Fact 9: Products and treatments claiming to benefit our microbiome are on the rise
More than 100 products claiming to benefit our microbiome were launched last year, and more are on the way. Generally, these products fall into one of the following categories
- Microbiome friendly: products that ensure the microbiome is not harmed
- Prebiotics: nutrients that are supposed to feed the “good” bacteria to boost the microbiome
- Probiotics: live microorganisms thought to provide a health benefit
- Postbiotics: substances produced by bacteria that mimic their positive effects
Additionally, several companies now market tests that outline the composition of the gut microbiome, with the promise of providing personalized dietary recommendations to promote weight loss and promote health. Make sure to research the clinical evidence that support these claims and make educated decisions.
Fact 10: Bayer Consumer Health is working to develop new, trusted solutions that target the microbiome
Bayer Consumer Health is focused on the human microbiome, and firmly believes that this pathway can lead to transformative self-care solutions for consumers around the world. We are augmenting our own internal scientific capabilities through agreements with both academic and industry collaborators. Earlier this year we announced our partnership with the U.S. firm Azitra, which seeks to leverage skin friendly bacteria to help individuals with adverse skin conditions and diseases. As we are relentlessly pursuing new, transformative solutions in this space, we continually seek to work with new partners – universities, startups and other likeminded companies. Interested? Come and talk to us!

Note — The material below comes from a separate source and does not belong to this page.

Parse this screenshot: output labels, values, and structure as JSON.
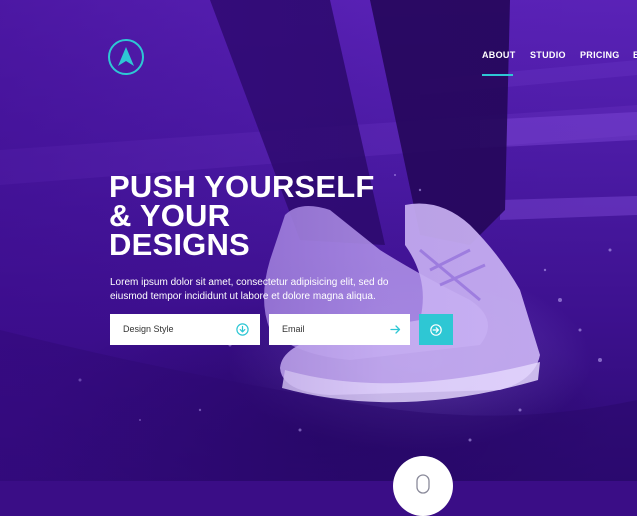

4 https://msystems.asm.org/content/4/4/e00293-19; https://onlinelibrary.wiley.com/doi/full/10.1111/pai.12872